But here’s the answer why we should:
And I’m not talking about the $35.00-$45.00 it takes to register the work. I’m talking about statutory damages. If you don’t register your copyright, you can’t sue for statutory damages! You can still sue, but if your copyright isn’t registered, you will have to:
- Prove the work is yours and was yours long before the infringement happened. Relying on a “Poor man’s copyright” won’t cut it in court if the other person is claiming YOU are the infringer.
- Pay for your lawyer and the court costs.
- You CANNOT sue the infringer for money!
Now, when you register your copyright:
- The proof is now on the infringer, but since you have registered your copyright, you have all the proof that it is yours.
- The infringer pays for your lawyer and court costs.
- You CAN sue them for money!
Let me use an example (I’m modifying an example from a webinar I watched on this topic by a copyright lawyer—also listed in under sources.) Let’s say you self-publish a book, you are unknown and didn’t do much promotion, didn’t have money to edit, so you didn’t sell well.
Okay, someone reads this book thinks it the next Harry Potter or Twilight but needs a little help (it needs editing and the writing needs cleaned up—BUT story is still yours!) She takes your characters, your world and basically your story—her only contribution was editing. She self-pubs this book and makes a fortune! She gets a book deal from the biggest of the NY 6 and a movie deal…She’s rolling in the money on your idea!
Here’s what will happen if you have registered your copyright. You contact the Copyright Office and file that there has been an infringement. You hire a lawyer and file a lawsuit. The thief can’t prove she’s done more than edited the book and promoted the hell out of it. You win the case and she ends up having to pay all the court costs and you millions—Remember this is the next Harry Potter.

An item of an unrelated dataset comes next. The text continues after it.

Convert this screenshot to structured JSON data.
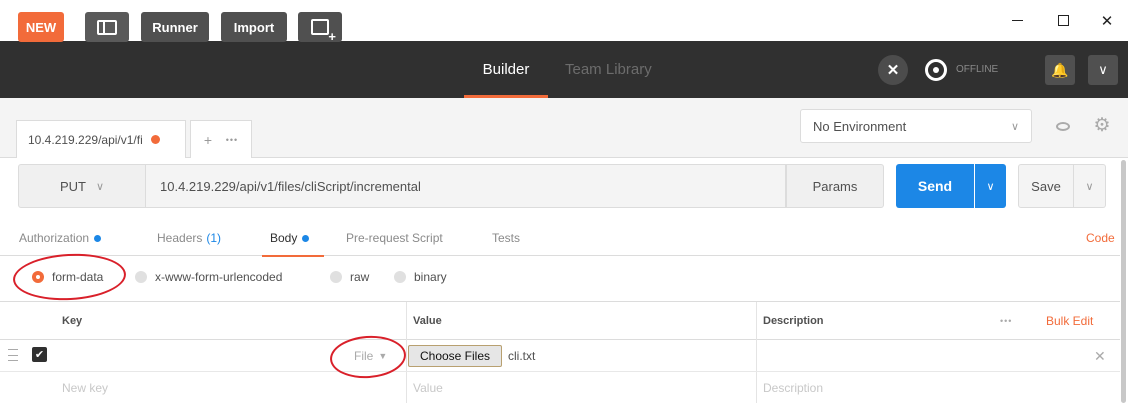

Now, here’s what happens if you do not have your work registered. Oh, you can still sue, but now you must prove the work is yours… Easy, you say, because you always send yourself a copy of the work—a “poor-man’s copyright.” Well, this doesn’t hold up in court. Even if the court decides the work was yours, you don’t have the right to sue for damages! Basically, all you can come away from your lawsuit with is a piece of paper saying “yes, the work is yours” and a bill for the court costs. Sure, our thief may be ordered to cease and desist, but she gets to keep the millions that should have been yours.
Boy, to me that $35 bucks and the PIA paperwork sure doesn’t seem so bad now.
But this isn’t just for the self-published to be aware of. My first book will come out this year published by The Wild Rose Press. They put the notice of copyright in the front of the book, but they do not register the copyright. If I want the copyright registered, I must do it on my own. Read your contracts and ask questions. If the work isn’t registered, I’d suggest doing so… Don’t assume you can register it later. You can, but if there is an infringement, you must prove the book is yours, and that can a real PAIN.
Photo Credit: © Stuart Miles